Yesterday I trekked across Sao Paulo to Barra Funda to visit one of the city’s best waste cooperatives, Coopermiti. I say one of the best because cooperatives that deal with waste tend to have a bad reputation of being disorganised, inefficient and unfortunately dirty too (this came from two sector professionals who work with cooperatives).
Coopermiti are unique in that they secured a partnership with the Municipality of São Paulo, meaning that they are contracted by the city to deal with e-waste. Currently they recycle around 20,000 tonnes a month, employ around 30 ‘cooperadores’ and are pioneers in that they treat all types of e-waste. They receive the waste through donations and collection points and separate individual components before sending them off to appropriate recycling treatment centres. They are 100% efficient and create zero waste themselves.

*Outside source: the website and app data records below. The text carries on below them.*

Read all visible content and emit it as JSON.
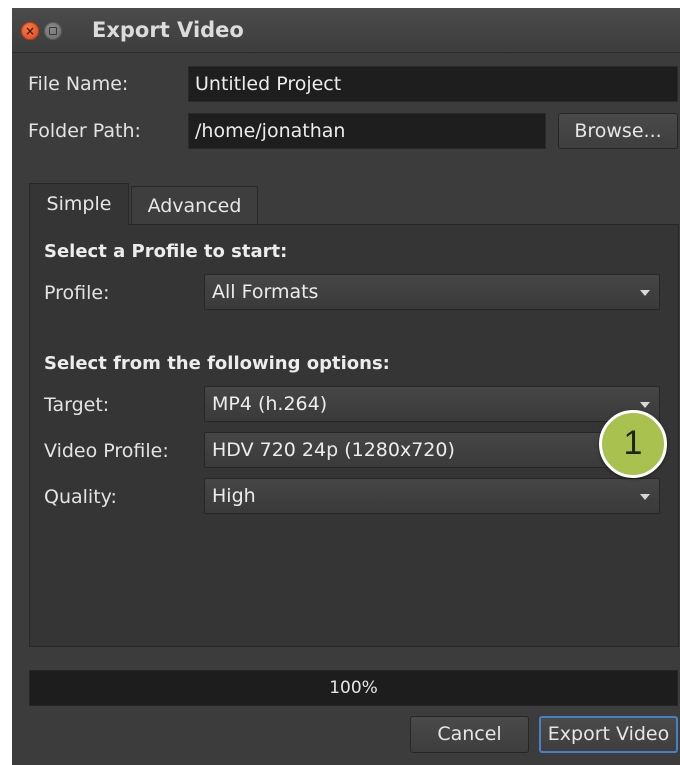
{
  "window": {
    "title": "Export Video"
  },
  "file": {
    "name_label": "File Name:",
    "name_value": "Untitled Project",
    "path_label": "Folder Path:",
    "path_value": "/home/jonathan",
    "browse_label": "Browse..."
  },
  "tabs": [
    {
      "label": "Simple",
      "active": true
    },
    {
      "label": "Advanced",
      "active": false
    }
  ],
  "simple": {
    "profile_heading": "Select a Profile to start:",
    "profile_label": "Profile:",
    "profile_value": "All Formats",
    "options_heading": "Select from the following options:",
    "target_label": "Target:",
    "target_value": "MP4 (h.264)",
    "video_profile_label": "Video Profile:",
    "video_profile_value": "HDV 720 24p (1280x720)",
    "quality_label": "Quality:",
    "quality_value": "High"
  },
  "progress": {
    "value": 100,
    "text": "100%"
  },
  "buttons": {
    "cancel": "Cancel",
    "export": "Export Video"
  },
  "callout": {
    "number": "1"
  },
  "colors": {
    "window_bg": "#3c3c3c",
    "field_bg": "#1e1e1e",
    "callout": "#a9c14e",
    "close_button": "#e2571f"
  },
  "icons": {
    "close": "close-icon",
    "minimize": "minimize-icon",
    "dropdown": "chevron-down-icon"
  }
}
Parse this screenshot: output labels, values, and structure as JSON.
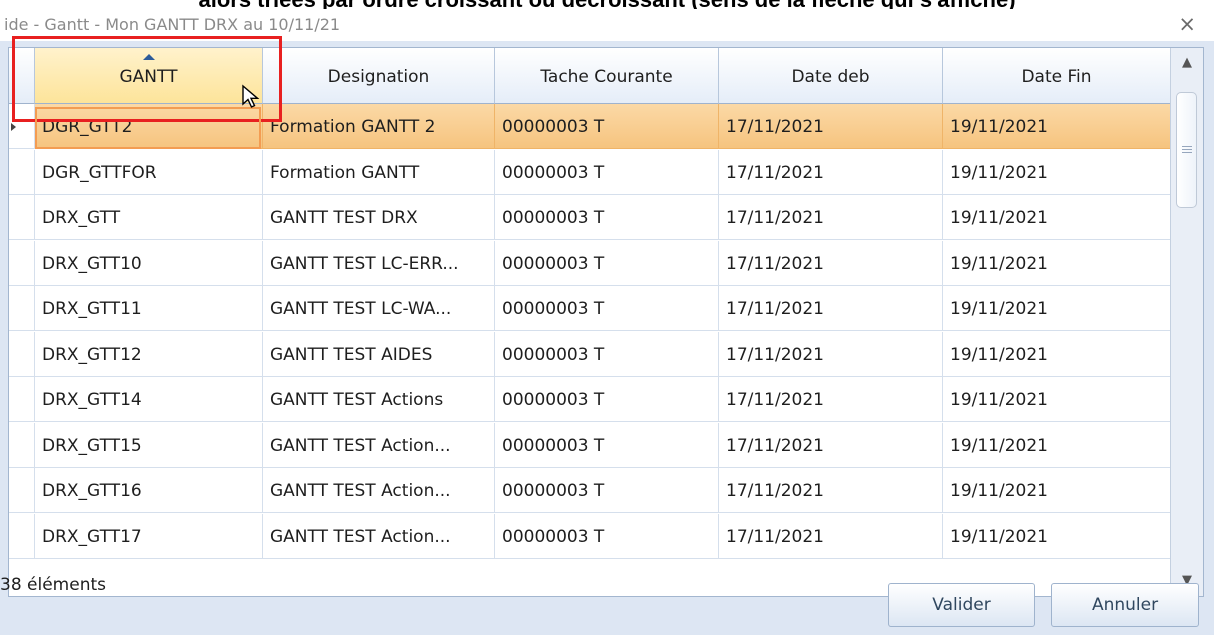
{
  "caption": "alors triées par ordre croissant ou décroissant (sens de la flèche qui s'affiche)",
  "window": {
    "title": "ide - Gantt - Mon GANTT DRX au 10/11/21",
    "close_glyph": "×"
  },
  "grid": {
    "columns": [
      {
        "label": "GANTT",
        "sorted": "ascending"
      },
      {
        "label": "Designation"
      },
      {
        "label": "Tache Courante"
      },
      {
        "label": "Date deb"
      },
      {
        "label": "Date Fin"
      }
    ],
    "rows": [
      {
        "gantt": "DGR_GTT2",
        "designation": "Formation GANTT 2",
        "tache": "00000003 T",
        "date_deb": "17/11/2021",
        "date_fin": "19/11/2021",
        "selected": true
      },
      {
        "gantt": "DGR_GTTFOR",
        "designation": "Formation GANTT",
        "tache": "00000003 T",
        "date_deb": "17/11/2021",
        "date_fin": "19/11/2021"
      },
      {
        "gantt": "DRX_GTT",
        "designation": "GANTT TEST DRX",
        "tache": "00000003 T",
        "date_deb": "17/11/2021",
        "date_fin": "19/11/2021"
      },
      {
        "gantt": "DRX_GTT10",
        "designation": "GANTT TEST LC-ERR...",
        "tache": "00000003 T",
        "date_deb": "17/11/2021",
        "date_fin": "19/11/2021"
      },
      {
        "gantt": "DRX_GTT11",
        "designation": "GANTT TEST LC-WA...",
        "tache": "00000003 T",
        "date_deb": "17/11/2021",
        "date_fin": "19/11/2021"
      },
      {
        "gantt": "DRX_GTT12",
        "designation": "GANTT TEST AIDES",
        "tache": "00000003 T",
        "date_deb": "17/11/2021",
        "date_fin": "19/11/2021"
      },
      {
        "gantt": "DRX_GTT14",
        "designation": "GANTT TEST Actions",
        "tache": "00000003 T",
        "date_deb": "17/11/2021",
        "date_fin": "19/11/2021"
      },
      {
        "gantt": "DRX_GTT15",
        "designation": "GANTT TEST Action...",
        "tache": "00000003 T",
        "date_deb": "17/11/2021",
        "date_fin": "19/11/2021"
      },
      {
        "gantt": "DRX_GTT16",
        "designation": "GANTT TEST Action...",
        "tache": "00000003 T",
        "date_deb": "17/11/2021",
        "date_fin": "19/11/2021"
      },
      {
        "gantt": "DRX_GTT17",
        "designation": "GANTT TEST Action...",
        "tache": "00000003 T",
        "date_deb": "17/11/2021",
        "date_fin": "19/11/2021"
      }
    ],
    "scrollbar": {
      "up_glyph": "▲",
      "down_glyph": "▼"
    }
  },
  "footer": {
    "count_label": "38 éléments",
    "validate_label": "Valider",
    "cancel_label": "Annuler"
  },
  "colors": {
    "selection": "#f8c98a",
    "sorted_header": "#fde49a",
    "highlight_box": "#e82020"
  }
}
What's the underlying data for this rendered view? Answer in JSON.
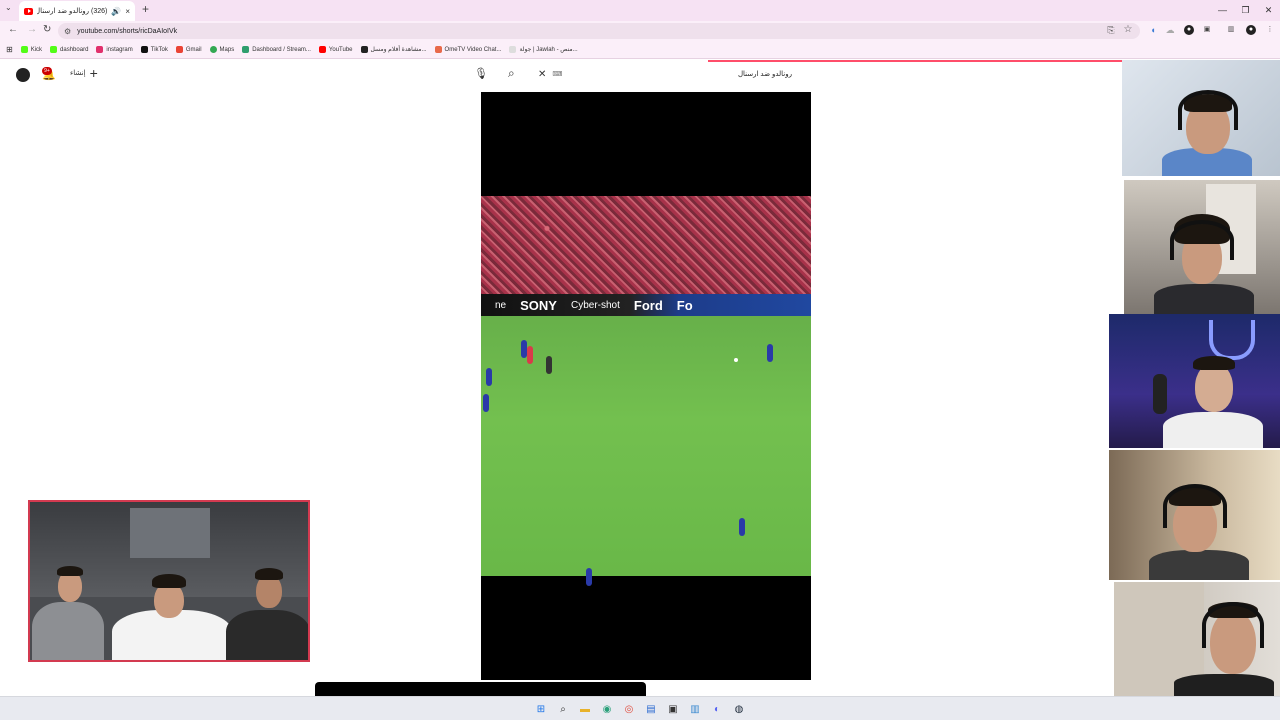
{
  "browser": {
    "tab_title": "(326) رونالدو ضد ارسنال -",
    "tab_close": "×",
    "new_tab": "+",
    "window_controls": [
      "—",
      "❐",
      "✕"
    ],
    "url": "youtube.com/shorts/ricDaAIoIVk"
  },
  "bookmarks": [
    {
      "label": "Kick",
      "color": "#53fc18"
    },
    {
      "label": "dashboard",
      "color": "#53fc18"
    },
    {
      "label": "instagram",
      "color": "#e1306c"
    },
    {
      "label": "TikTok",
      "color": "#111111"
    },
    {
      "label": "Gmail",
      "color": "#ea4335"
    },
    {
      "label": "Maps",
      "color": "#34a853"
    },
    {
      "label": "Dashboard / Stream...",
      "color": "#2f9e6e"
    },
    {
      "label": "YouTube",
      "color": "#ff0000"
    },
    {
      "label": "مشاهدة أفلام ومسل...",
      "color": "#222222"
    },
    {
      "label": "OmeTV Video Chat...",
      "color": "#e8694a"
    },
    {
      "label": "جولة | Jawlah - منص...",
      "color": "#dddddd"
    }
  ],
  "youtube": {
    "notification_count": "9+",
    "create_label": "إنشاء",
    "search_query": "رونالدو ضد ارسنال",
    "accent_color": "#ff4e6a"
  },
  "video": {
    "ad_board": [
      "ne",
      "SONY",
      "Cyber-shot",
      "Ford",
      "Fo"
    ]
  },
  "taskbar": {
    "icons": [
      "windows-start",
      "search",
      "file-explorer",
      "edge",
      "chrome",
      "app",
      "terminal",
      "notepad",
      "discord",
      "steam"
    ]
  }
}
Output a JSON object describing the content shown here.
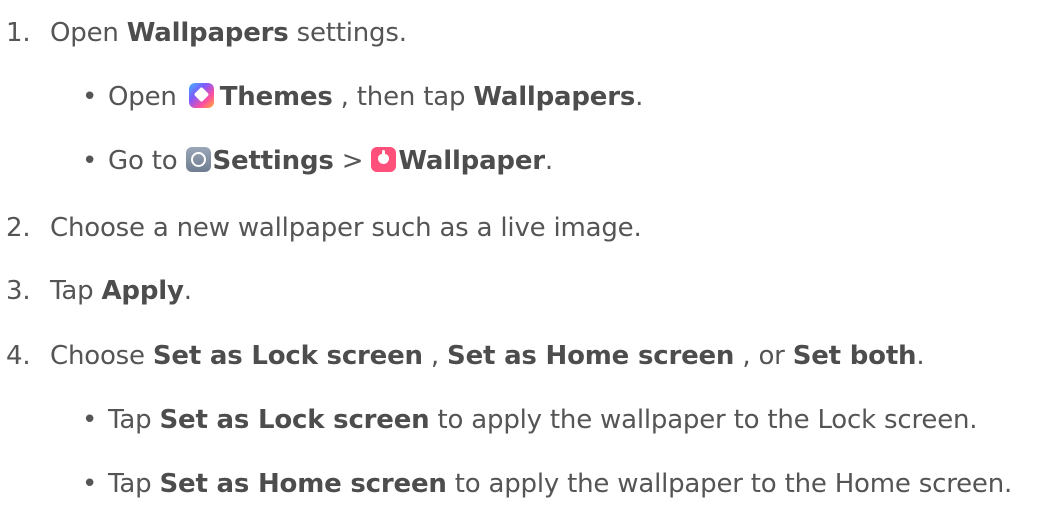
{
  "steps": [
    {
      "number": "1.",
      "segments": {
        "a": "Open ",
        "b": "Wallpapers",
        "c": " settings."
      },
      "sub": [
        {
          "bullet": "•",
          "segments": {
            "a": "Open ",
            "icon": "themes-icon",
            "b": "Themes",
            "c": " , then tap ",
            "d": "Wallpapers",
            "e": "."
          }
        },
        {
          "bullet": "•",
          "segments": {
            "a": "Go to ",
            "icon1": "settings-icon",
            "b": "Settings",
            "c": " > ",
            "icon2": "wallpaper-icon",
            "d": "Wallpaper",
            "e": "."
          }
        }
      ]
    },
    {
      "number": "2.",
      "segments": {
        "a": "Choose a new wallpaper such as a live image."
      }
    },
    {
      "number": "3.",
      "segments": {
        "a": "Tap ",
        "b": "Apply",
        "c": "."
      }
    },
    {
      "number": "4.",
      "segments": {
        "a": "Choose ",
        "b": "Set as Lock screen",
        "c": " , ",
        "d": "Set as Home screen",
        "e": " , or ",
        "f": "Set both",
        "g": "."
      },
      "sub": [
        {
          "bullet": "•",
          "segments": {
            "a": "Tap ",
            "b": "Set as Lock screen",
            "c": " to apply the wallpaper to the Lock screen."
          }
        },
        {
          "bullet": "•",
          "segments": {
            "a": "Tap ",
            "b": "Set as Home screen",
            "c": " to apply the wallpaper to the Home screen."
          }
        }
      ]
    }
  ],
  "colors": {
    "text": "#555555",
    "bold_text": "#4d4d4d",
    "themes_icon": "#7a5cff",
    "settings_icon": "#7f8c9e",
    "wallpaper_icon": "#ff4f7b"
  }
}
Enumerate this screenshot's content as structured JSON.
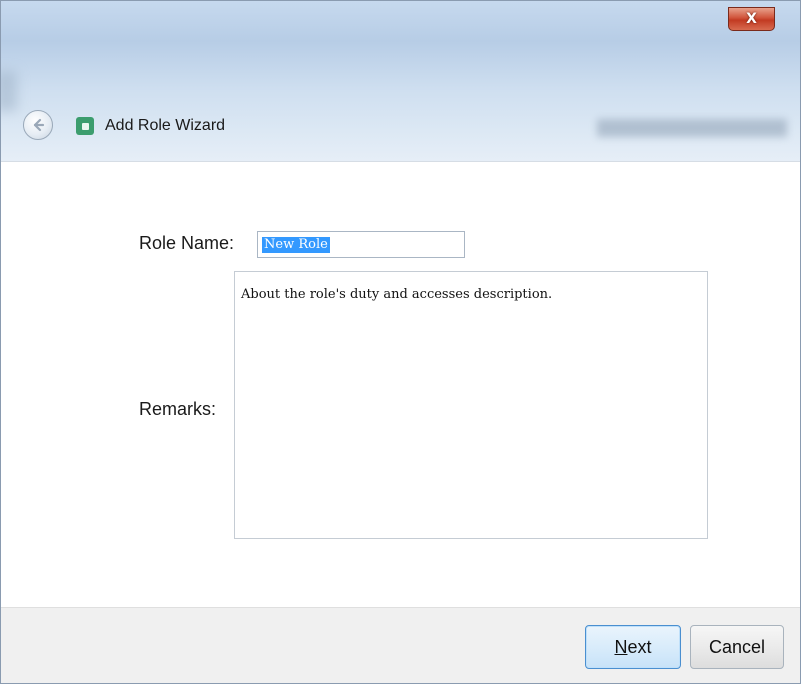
{
  "window": {
    "close_label": "X"
  },
  "header": {
    "back_icon": "back-arrow-icon",
    "app_icon": "app-icon",
    "title": "Add Role Wizard"
  },
  "form": {
    "role_name_label": "Role Name:",
    "role_name_value": "New Role",
    "remarks_label": "Remarks:",
    "remarks_value": "About the role's duty and accesses description."
  },
  "footer": {
    "next_mnemonic": "N",
    "next_rest": "ext",
    "cancel_label": "Cancel"
  },
  "colors": {
    "accent": "#3399ff",
    "close": "#c23a22",
    "app_icon": "#3c9d6e"
  }
}
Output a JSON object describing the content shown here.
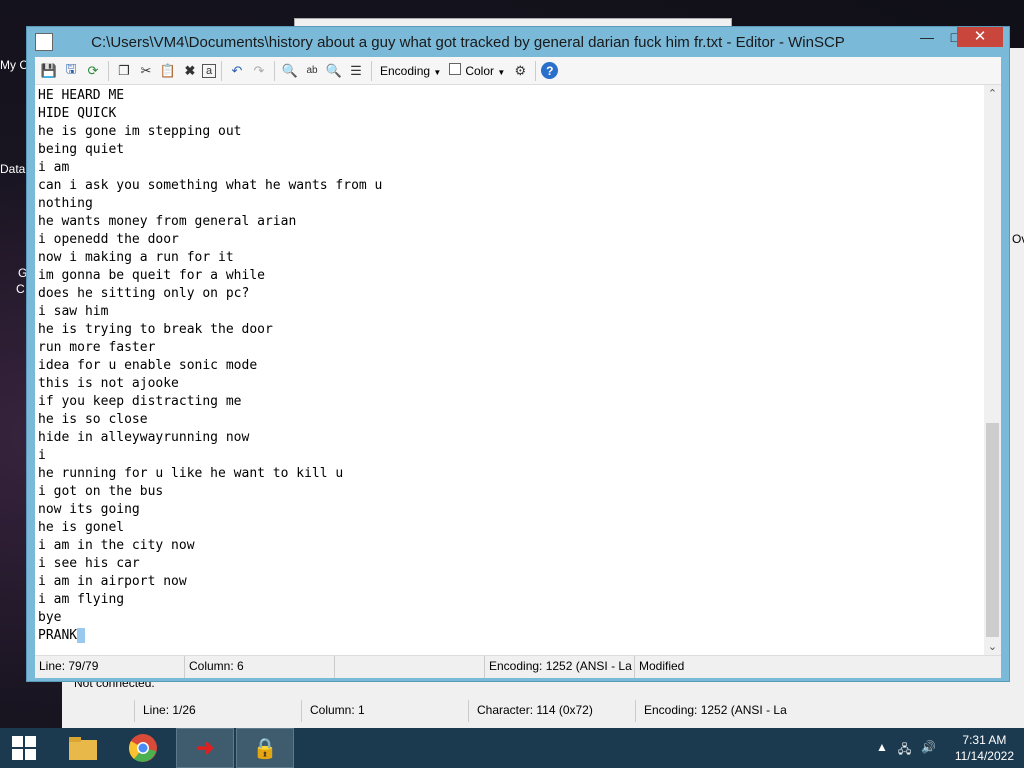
{
  "desktop": {
    "icons": [
      {
        "label": "My C"
      },
      {
        "label": "Data"
      },
      {
        "label": "G"
      },
      {
        "label": "C"
      }
    ]
  },
  "bg_window": {
    "not_connected": "Not connected.",
    "right_label": "Ov",
    "status": [
      "Line: 1/26",
      "Column: 1",
      "Character: 114 (0x72)",
      "Encoding: 1252  (ANSI - La"
    ]
  },
  "editor": {
    "title": "C:\\Users\\VM4\\Documents\\history about a guy what got tracked by general darian fuck him fr.txt - Editor - WinSCP",
    "toolbar": {
      "encoding_label": "Encoding",
      "color_label": "Color"
    },
    "lines": [
      "HE HEARD ME",
      "HIDE QUICK",
      "he is gone im stepping out",
      "being quiet",
      "i am",
      "can i ask you something what he wants from u",
      "nothing",
      "he wants money from general arian",
      "i openedd the door",
      "now i making a run for it",
      "im gonna be queit for a while",
      "does he sitting only on pc?",
      "i saw him",
      "he is trying to break the door",
      "run more faster",
      "idea for u enable sonic mode",
      "this is not ajooke",
      "if you keep distracting me",
      "he is so close",
      "hide in alleywayrunning now",
      "i",
      "he running for u like he want to kill u",
      "i got on the bus",
      "now its going",
      "he is gonel",
      "i am in the city now",
      "i see his car",
      "i am in airport now",
      "i am flying",
      "bye"
    ],
    "last_line": "PRANK",
    "status": {
      "line": "Line: 79/79",
      "column": "Column: 6",
      "blank": "",
      "encoding": "Encoding: 1252  (ANSI - La",
      "modified": "Modified"
    }
  },
  "taskbar": {
    "time": "7:31 AM",
    "date": "11/14/2022"
  },
  "colors": {
    "title_bar": "#7ab9d8",
    "close_button": "#c9463d",
    "taskbar": "#1c3a4f",
    "selection": "#99c9ef"
  }
}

I spent two hours there speaking with the President and then taking a tour around the place. Their employees are previously low-skilled or unemployed workers who are trained in the ways of a cooperative and learn to fix and dismantle waste, giving them great technical skills. Here’s Ana dismantling a desktop using the right type of equipment and protection.
Usually when the private sector deals with waste, they only treat stuff that’s high in value: computers, laptops, mobile phones, printers etc. Nobody cares about hair dryers, keyboards, vacuum cleaners, electric shavers etc. Why? Because these products don’t contain the gold, silver, copper, palladium or tantalum found in ICT. Tantalum is made of coltan ore, which can fetch US$ 500 on the market, is found in mobile phones and mined in the Congo (in effect financing militias that force people into slave labour and destroy ecosystems).
What’s more, this cooperative also tackles social issues of digital exclusion and unemployment. However, without the help of the government they wouldn’t be able to operate.
So, there are some issues in our world that the private sector alone cannot solve. Treating all types of e-waste is one of them, which requires innovative and new types of partnerships, technology and infrastructure.
And when e-waste is this pretty, who wouldn’t want to work with it?